_Page and application data records_
_ _ _

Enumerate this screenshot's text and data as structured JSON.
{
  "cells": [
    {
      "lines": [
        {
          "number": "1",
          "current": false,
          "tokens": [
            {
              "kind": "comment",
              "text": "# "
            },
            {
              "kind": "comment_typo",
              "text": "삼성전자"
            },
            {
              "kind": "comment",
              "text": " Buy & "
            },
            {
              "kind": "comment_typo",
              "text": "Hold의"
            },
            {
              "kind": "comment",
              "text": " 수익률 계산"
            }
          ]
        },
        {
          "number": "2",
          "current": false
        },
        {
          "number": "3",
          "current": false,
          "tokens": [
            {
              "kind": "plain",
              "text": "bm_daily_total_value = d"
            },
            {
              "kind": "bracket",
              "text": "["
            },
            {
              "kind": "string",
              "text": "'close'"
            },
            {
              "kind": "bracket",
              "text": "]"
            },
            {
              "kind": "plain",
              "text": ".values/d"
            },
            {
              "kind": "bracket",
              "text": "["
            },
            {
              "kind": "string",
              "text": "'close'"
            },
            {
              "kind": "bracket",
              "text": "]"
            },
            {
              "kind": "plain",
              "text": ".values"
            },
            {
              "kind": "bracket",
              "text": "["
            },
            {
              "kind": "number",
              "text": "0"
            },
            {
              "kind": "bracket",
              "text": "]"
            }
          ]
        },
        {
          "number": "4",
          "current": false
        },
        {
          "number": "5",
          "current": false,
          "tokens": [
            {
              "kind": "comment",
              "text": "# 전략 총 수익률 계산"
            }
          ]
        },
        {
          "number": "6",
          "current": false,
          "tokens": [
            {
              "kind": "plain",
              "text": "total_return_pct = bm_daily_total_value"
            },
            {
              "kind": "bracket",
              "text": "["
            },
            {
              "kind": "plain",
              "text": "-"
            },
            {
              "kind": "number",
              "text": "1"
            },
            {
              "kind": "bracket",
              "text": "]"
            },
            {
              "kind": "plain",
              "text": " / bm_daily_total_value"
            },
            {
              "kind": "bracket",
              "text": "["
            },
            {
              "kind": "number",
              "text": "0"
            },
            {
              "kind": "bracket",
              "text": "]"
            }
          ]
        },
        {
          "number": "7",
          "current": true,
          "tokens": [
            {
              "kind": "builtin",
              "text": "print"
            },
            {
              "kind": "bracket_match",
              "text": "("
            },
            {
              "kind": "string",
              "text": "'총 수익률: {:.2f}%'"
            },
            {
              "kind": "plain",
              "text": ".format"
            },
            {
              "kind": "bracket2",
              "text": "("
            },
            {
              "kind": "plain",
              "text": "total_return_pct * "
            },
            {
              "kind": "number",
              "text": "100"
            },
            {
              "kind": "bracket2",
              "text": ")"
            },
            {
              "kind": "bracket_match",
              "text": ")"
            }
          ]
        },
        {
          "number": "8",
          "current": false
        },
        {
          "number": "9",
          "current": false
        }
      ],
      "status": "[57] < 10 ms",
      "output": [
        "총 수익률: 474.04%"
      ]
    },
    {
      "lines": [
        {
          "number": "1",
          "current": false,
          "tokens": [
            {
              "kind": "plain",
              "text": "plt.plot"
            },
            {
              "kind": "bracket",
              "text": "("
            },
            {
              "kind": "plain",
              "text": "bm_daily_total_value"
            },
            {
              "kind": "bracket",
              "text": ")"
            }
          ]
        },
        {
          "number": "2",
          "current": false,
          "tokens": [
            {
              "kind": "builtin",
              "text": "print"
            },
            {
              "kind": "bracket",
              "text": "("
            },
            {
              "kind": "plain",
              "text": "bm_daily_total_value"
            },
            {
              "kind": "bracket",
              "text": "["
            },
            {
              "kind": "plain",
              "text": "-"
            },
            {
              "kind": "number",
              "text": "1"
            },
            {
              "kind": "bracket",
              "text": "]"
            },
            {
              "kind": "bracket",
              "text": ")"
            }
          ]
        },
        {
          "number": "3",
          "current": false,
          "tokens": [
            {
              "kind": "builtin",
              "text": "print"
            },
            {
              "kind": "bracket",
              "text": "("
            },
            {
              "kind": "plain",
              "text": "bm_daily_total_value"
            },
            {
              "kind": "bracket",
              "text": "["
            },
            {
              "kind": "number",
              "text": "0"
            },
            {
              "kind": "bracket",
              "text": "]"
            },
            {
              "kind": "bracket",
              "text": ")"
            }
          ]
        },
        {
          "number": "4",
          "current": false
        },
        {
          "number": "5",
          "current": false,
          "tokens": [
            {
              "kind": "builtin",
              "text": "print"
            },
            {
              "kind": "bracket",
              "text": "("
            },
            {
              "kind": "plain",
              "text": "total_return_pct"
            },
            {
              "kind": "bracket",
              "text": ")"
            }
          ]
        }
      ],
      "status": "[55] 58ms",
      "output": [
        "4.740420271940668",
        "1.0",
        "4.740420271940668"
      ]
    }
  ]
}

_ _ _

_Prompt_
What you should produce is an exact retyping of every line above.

_Task answer_
Enumerate this screenshot's text and data as structured JSON.
{
  "cells": [
    {
      "lines": [
        {
          "number": "1",
          "current": false,
          "tokens": [
            {
              "kind": "comment",
              "text": "# "
            },
            {
              "kind": "comment_typo",
              "text": "삼성전자"
            },
            {
              "kind": "comment",
              "text": " Buy & "
            },
            {
              "kind": "comment_typo",
              "text": "Hold의"
            },
            {
              "kind": "comment",
              "text": " 수익률 계산"
            }
          ]
        },
        {
          "number": "2",
          "current": false
        },
        {
          "number": "3",
          "current": false,
          "tokens": [
            {
              "kind": "plain",
              "text": "bm_daily_total_value = d"
            },
            {
              "kind": "bracket",
              "text": "["
            },
            {
              "kind": "string",
              "text": "'close'"
            },
            {
              "kind": "bracket",
              "text": "]"
            },
            {
              "kind": "plain",
              "text": ".values/d"
            },
            {
              "kind": "bracket",
              "text": "["
            },
            {
              "kind": "string",
              "text": "'close'"
            },
            {
              "kind": "bracket",
              "text": "]"
            },
            {
              "kind": "plain",
              "text": ".values"
            },
            {
              "kind": "bracket",
              "text": "["
            },
            {
              "kind": "number",
              "text": "0"
            },
            {
              "kind": "bracket",
              "text": "]"
            }
          ]
        },
        {
          "number": "4",
          "current": false
        },
        {
          "number": "5",
          "current": false,
          "tokens": [
            {
              "kind": "comment",
              "text": "# 전략 총 수익률 계산"
            }
          ]
        },
        {
          "number": "6",
          "current": false,
          "tokens": [
            {
              "kind": "plain",
              "text": "total_return_pct = bm_daily_total_value"
            },
            {
              "kind": "bracket",
              "text": "["
            },
            {
              "kind": "plain",
              "text": "-"
            },
            {
              "kind": "number",
              "text": "1"
            },
            {
              "kind": "bracket",
              "text": "]"
            },
            {
              "kind": "plain",
              "text": " / bm_daily_total_value"
            },
            {
              "kind": "bracket",
              "text": "["
            },
            {
              "kind": "number",
              "text": "0"
            },
            {
              "kind": "bracket",
              "text": "]"
            }
          ]
        },
        {
          "number": "7",
          "current": true,
          "tokens": [
            {
              "kind": "builtin",
              "text": "print"
            },
            {
              "kind": "bracket_match",
              "text": "("
            },
            {
              "kind": "string",
              "text": "'총 수익률: {:.2f}%'"
            },
            {
              "kind": "plain",
              "text": ".format"
            },
            {
              "kind": "bracket2",
              "text": "("
            },
            {
              "kind": "plain",
              "text": "total_return_pct * "
            },
            {
              "kind": "number",
              "text": "100"
            },
            {
              "kind": "bracket2",
              "text": ")"
            },
            {
              "kind": "bracket_match",
              "text": ")"
            }
          ]
        },
        {
          "number": "8",
          "current": false
        },
        {
          "number": "9",
          "current": false
        }
      ],
      "status": "[57] < 10 ms",
      "output": [
        "총 수익률: 474.04%"
      ]
    },
    {
      "lines": [
        {
          "number": "1",
          "current": false,
          "tokens": [
            {
              "kind": "plain",
              "text": "plt.plot"
            },
            {
              "kind": "bracket",
              "text": "("
            },
            {
              "kind": "plain",
              "text": "bm_daily_total_value"
            },
            {
              "kind": "bracket",
              "text": ")"
            }
          ]
        },
        {
          "number": "2",
          "current": false,
          "tokens": [
            {
              "kind": "builtin",
              "text": "print"
            },
            {
              "kind": "bracket",
              "text": "("
            },
            {
              "kind": "plain",
              "text": "bm_daily_total_value"
            },
            {
              "kind": "bracket",
              "text": "["
            },
            {
              "kind": "plain",
              "text": "-"
            },
            {
              "kind": "number",
              "text": "1"
            },
            {
              "kind": "bracket",
              "text": "]"
            },
            {
              "kind": "bracket",
              "text": ")"
            }
          ]
        },
        {
          "number": "3",
          "current": false,
          "tokens": [
            {
              "kind": "builtin",
              "text": "print"
            },
            {
              "kind": "bracket",
              "text": "("
            },
            {
              "kind": "plain",
              "text": "bm_daily_total_value"
            },
            {
              "kind": "bracket",
              "text": "["
            },
            {
              "kind": "number",
              "text": "0"
            },
            {
              "kind": "bracket",
              "text": "]"
            },
            {
              "kind": "bracket",
              "text": ")"
            }
          ]
        },
        {
          "number": "4",
          "current": false
        },
        {
          "number": "5",
          "current": false,
          "tokens": [
            {
              "kind": "builtin",
              "text": "print"
            },
            {
              "kind": "bracket",
              "text": "("
            },
            {
              "kind": "plain",
              "text": "total_return_pct"
            },
            {
              "kind": "bracket",
              "text": ")"
            }
          ]
        }
      ],
      "status": "[55] 58ms",
      "output": [
        "4.740420271940668",
        "1.0",
        "4.740420271940668"
      ]
    }
  ]
}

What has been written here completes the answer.